When one has a Youth Offender Parole Hearing depends on several factors. Most people appreciate that someone convicted of a more serious conviction may not have a Youth Offender Parole Hearing until after someone else convicted of a less serious offense.
Such a hearing is many years after the young man or young woman begins his or her prison sentence. This may seem unfair, but there are two good reasons why years must pass before such a hearing can be held, First, one certainly must “pay one’s debt to society” by serving a significant portion of time and hopefully, to become less of a danger to others. As with anyone eligible for parole, public safety is a big concern.
Second, a great deal of relatively recent research has revealed that youth offenders often commit such crimes because parts of the brain responsible for behavior control (i.e., the hypothalamus, among other parts) are still developing up until one reaches 26 or so, meaning behavior as a youthful offender is often heavily influenced by peer pressure, emotional immaturity, impatience and other outside factors that have less influence as one gets older. The youthful person also often has little or even no appreciation for the gravity of what crimes they are committing. However, youth offenders have the capacity to change, so the parole hearing is after many years in custody to allow the inmate ample opportunity to change, if in fact that person does.
Penal Code § 3051(b) sets forth when such a hearing must be held. It depends upon the age of the youth at the time of the offense and the term of the “Controlling Offense” (the offense or sentencing enhancement with the longest term, often 25 years to life). The controlling offense is not affected by consecutive sentences, i.e., 25 to life, consecutive to another sentence of 25 to life (this is a new provision under the Youth Offender Parole Law). In such a situation, the controlling offense term would be 25 years.Juvenile Court Sign by Inglewood Juvenile Court
If one is sentenced to a determinate sentence (not indeterminate or life), that person is eligible for a Youth Offender Parole Hearing after completion of 14 years in custody, or during his or her 15th year in custody.

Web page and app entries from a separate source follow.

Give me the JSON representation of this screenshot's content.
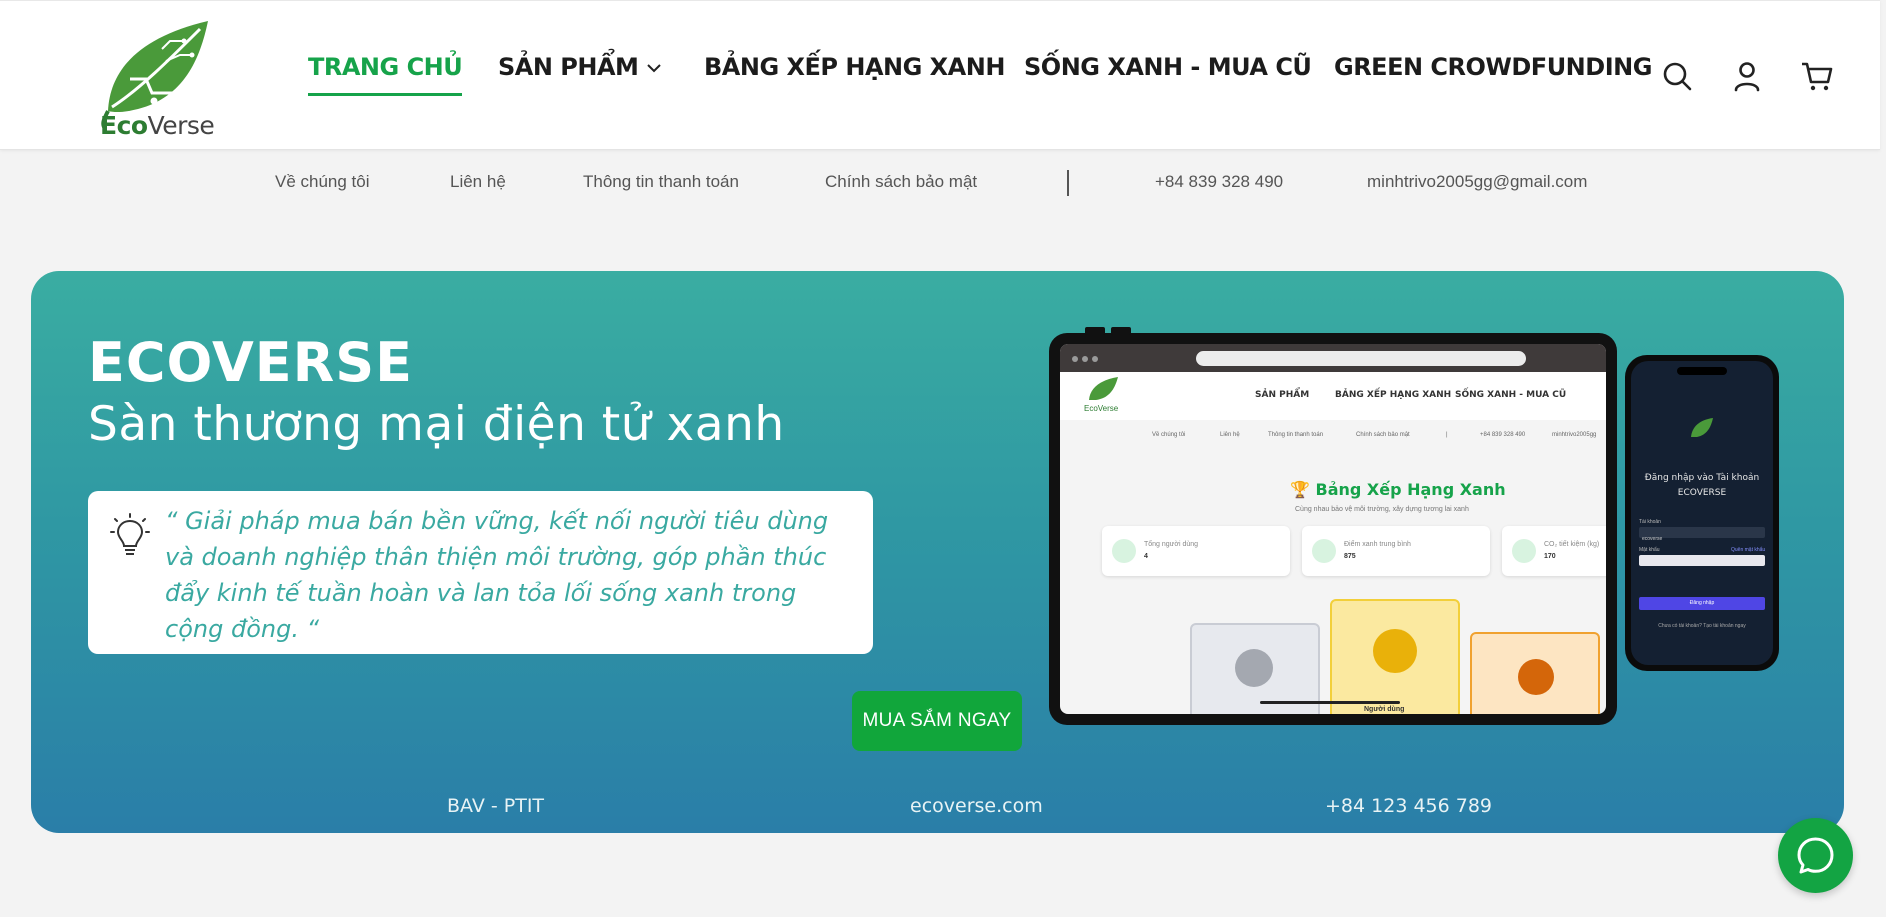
{
  "brand": {
    "name_part1": "Eco",
    "name_part2": "Verse",
    "leaf_color": "#4a9a3a"
  },
  "nav": {
    "items": [
      {
        "label": "TRANG CHỦ",
        "active": true
      },
      {
        "label": "SẢN PHẨM",
        "has_dropdown": true
      },
      {
        "label": "BẢNG XẾP HẠNG XANH"
      },
      {
        "label": "SỐNG XANH - MUA CŨ"
      },
      {
        "label": "GREEN CROWDFUNDING"
      }
    ],
    "icons": [
      "search-icon",
      "user-icon",
      "cart-icon"
    ]
  },
  "toplinks": {
    "about": "Về chúng tôi",
    "contact": "Liên hệ",
    "payment": "Thông tin thanh toán",
    "privacy": "Chính sách bảo mật",
    "phone": "+84 839 328 490",
    "email": "minhtrivo2005gg@gmail.com"
  },
  "hero": {
    "title": "ECOVERSE",
    "subtitle": "Sàn thương mại điện tử xanh",
    "quote": "“ Giải pháp mua bán bền vững, kết nối người tiêu dùng và doanh nghiệp thân thiện môi trường, góp phần thúc đẩy kinh tế tuần hoàn và lan tỏa lối sống xanh trong cộng đồng. “",
    "cta": "MUA SẮM NGAY",
    "footer": {
      "org": "BAV - PTIT",
      "site": "ecoverse.com",
      "phone": "+84 123 456 789"
    }
  },
  "mockup_tablet": {
    "nav": [
      "SẢN PHẨM",
      "BẢNG XẾP HẠNG XANH",
      "SỐNG XANH - MUA CŨ"
    ],
    "links": [
      "Về chúng tôi",
      "Liên hệ",
      "Thông tin thanh toán",
      "Chính sách bảo mật",
      "|",
      "+84 839 328 490",
      "minhtrivo2005gg"
    ],
    "brand": "EcoVerse",
    "title": "Bảng Xếp Hạng Xanh",
    "subtitle": "Cùng nhau bảo vệ môi trường, xây dựng tương lai xanh",
    "cards": [
      {
        "label": "Tổng người dùng",
        "value": "4"
      },
      {
        "label": "Điểm xanh trung bình",
        "value": "875"
      },
      {
        "label": "CO₂ tiết kiệm (kg)",
        "value": "170"
      }
    ],
    "podium_label": "Người dùng"
  },
  "mockup_phone": {
    "title_line1": "Đăng nhập vào Tài khoản",
    "title_line2": "ECOVERSE",
    "username_label": "Tài khoản",
    "username_value": "ecoverse",
    "password_label": "Mật khẩu",
    "forgot": "Quên mật khẩu",
    "login": "Đăng nhập",
    "footer": "Chưa có tài khoản? Tạo tài khoản ngay"
  },
  "colors": {
    "accent": "#16a34a",
    "cta": "#11a63b",
    "hero_top": "#3aada2",
    "hero_bottom": "#2a7ea8"
  }
}
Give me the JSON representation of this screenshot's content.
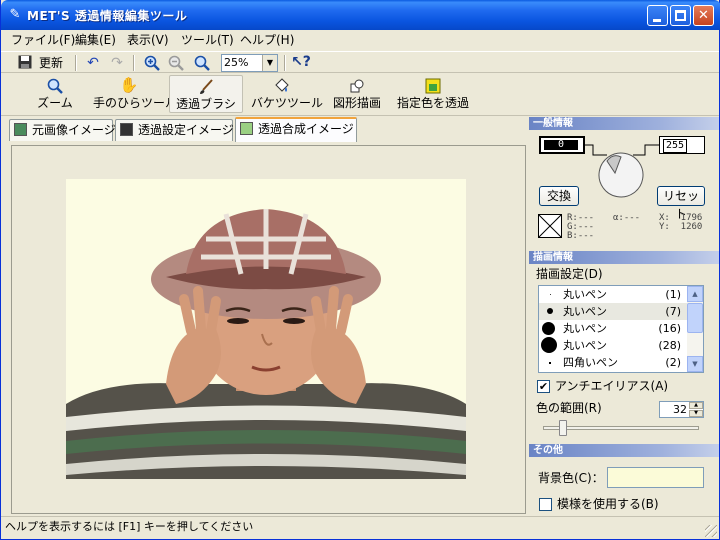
{
  "window": {
    "title": "MET'S 透過情報編集ツール"
  },
  "menu": [
    "ファイル(F)",
    "編集(E)",
    "表示(V)",
    "ツール(T)",
    "ヘルプ(H)"
  ],
  "toolbar": {
    "refresh_label": "更新",
    "zoom_value": "25%"
  },
  "tools": [
    {
      "label": "ズーム",
      "icon": "magnifier-icon"
    },
    {
      "label": "手のひらツール",
      "icon": "hand-icon"
    },
    {
      "label": "透過ブラシ",
      "icon": "brush-icon",
      "active": true
    },
    {
      "label": "バケツツール",
      "icon": "bucket-icon"
    },
    {
      "label": "図形描画",
      "icon": "shape-icon"
    },
    {
      "label": "指定色を透過",
      "icon": "color-picker-icon"
    }
  ],
  "tabs": [
    {
      "label": "元画像イメージ"
    },
    {
      "label": "透過設定イメージ"
    },
    {
      "label": "透過合成イメージ",
      "active": true
    }
  ],
  "general": {
    "header": "一般情報",
    "left_value": "0",
    "right_value": "255",
    "swap_label": "交換",
    "reset_label": "リセット",
    "rgb_text": "R:---\nG:---\nB:---",
    "alpha_text": "α:---",
    "coords_text": "X:  1796\nY:  1260"
  },
  "drawing": {
    "header": "描画情報",
    "setting_label": "描画設定(D)",
    "pens": [
      {
        "name": "丸いペン",
        "size": "(1)",
        "dot": 1
      },
      {
        "name": "丸いペン",
        "size": "(7)",
        "dot": 6,
        "selected": true
      },
      {
        "name": "丸いペン",
        "size": "(16)",
        "dot": 13
      },
      {
        "name": "丸いペン",
        "size": "(28)",
        "dot": 16
      },
      {
        "name": "四角いペン",
        "size": "(2)",
        "dot": 2
      }
    ],
    "antialias_label": "アンチエイリアス(A)",
    "antialias_checked": "✔",
    "color_range_label": "色の範囲(R)",
    "color_range_value": "32"
  },
  "other": {
    "header": "その他",
    "bg_color_label": "背景色(C)：",
    "bg_color": "#fbfbd8",
    "pattern_label": "模様を使用する(B)"
  },
  "status": {
    "text": "ヘルプを表示するには [F1] キーを押してください"
  },
  "colors": {
    "image_bg": "#fcfce3",
    "title_blue": "#0a55e0"
  }
}
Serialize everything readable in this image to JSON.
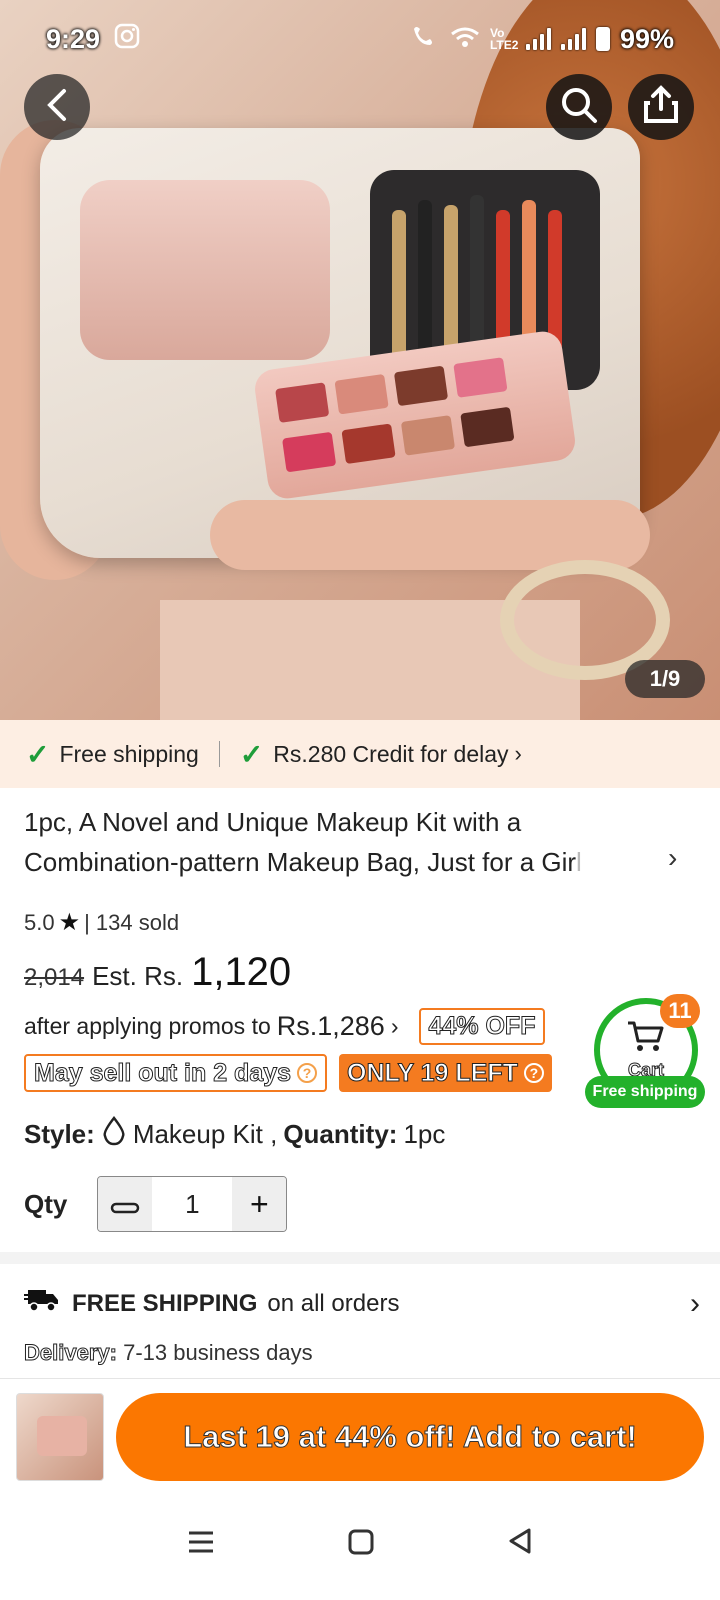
{
  "status_bar": {
    "time": "9:29",
    "network": "Vo LTE2",
    "battery": "99%"
  },
  "gallery": {
    "counter": "1/9"
  },
  "shipping_strip": {
    "free_shipping": "Free shipping",
    "credit": "Rs.280 Credit for delay"
  },
  "product": {
    "title_line1": "1pc, A Novel and Unique Makeup Kit with a",
    "title_line2": "Combination-pattern Makeup Bag, Just for a Gir",
    "title_fade": "l",
    "rating": "5.0",
    "sold": "| 134 sold",
    "old_price": "2,014",
    "est_label": "Est. Rs.",
    "price": "1,120",
    "promo_text": "after applying promos to",
    "promo_price": "Rs.1,286",
    "discount_badge": "44% OFF",
    "sell_out_badge": "May sell out in 2 days",
    "stock_badge": "ONLY 19 LEFT",
    "style_label": "Style:",
    "style_value": "Makeup Kit ,",
    "quantity_label": "Quantity:",
    "quantity_value": "1pc",
    "qty_label": "Qty",
    "qty_value": "1"
  },
  "cart": {
    "count": "11",
    "label": "Cart",
    "free_shipping": "Free shipping"
  },
  "shipping_info": {
    "headline": "FREE SHIPPING",
    "rest": "on all orders",
    "delivery_label": "Delivery:",
    "delivery_value": "7-13 business days"
  },
  "bottom_bar": {
    "add_to_cart": "Last 19 at 44% off! Add to cart!"
  },
  "colors": {
    "accent": "#fb7701",
    "green": "#23b12b",
    "strip_bg": "#fdeee3"
  }
}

Youth offenders sentenced to life with the possibility of parole with a controlling offense term of less than 25 years to life are eligible for a Youth Offender Parole Hearing after 19 years of custody, or during his or her 20th year in custody.
Inmates sentenced to a controlling offense term of twenty-five years to life or longer (i.e. 30 years to life, plus 10) are eligible for a Youth Offender Parole Hearing after 24 years of custody or during the 25th year of custody.
Inmates who committed their controlling offense when under age 18 and who received a sentence of life without the possibility of parole (LWOP) are eligible for a Youth Offender Parole Hearing after 24 years in custody, or during the 25th year in custody. This is a new provision, made possible through the passage of Senate Bill 394.
Time in custody includes all time in juvenile hall, jail, a mental health facility and/or CYA.
Six years prior to a parole hearing, the inmate will be scheduled and have a “Consultation,” which is a one-on-one meeting with a person from the Bureau of Parole Hearings. At this meeting, the representative of the BOPH will tell the inmate what they need to do to be ready for parole and their parole hearing. The Consultation will be scheduled automatically. One does not need to request it. The inmate is not entitled to have an attorney present at the Consultation (but one can have an attorney at the Youth Offender Parole Hearing, either appointed or privately retained).
Interestingly, one can waive the right to a Youth Offender Parole Hearing for 1, 2, 3, 4 or 5 years. To do so, one must submit a signed Form 1101 no later than 45 days prior to the scheduled hearing date.
One can also stipulate that one is not ready for such a hearing and ask to continue it 3, 5, 7, 10 or 15 years later. Such a stipulation, however, is considered an admission that one is “unsuitable” for parole and one must explain to the Board of Parole Hearings (BOPH) why one is “unsuitable” for parole.
Lastly, one can postpone such a parole hearing, but this is usually for three to six months.
For more information about Youth Offender Parole Hearings and state court habeas proceedings, please click on the following articles: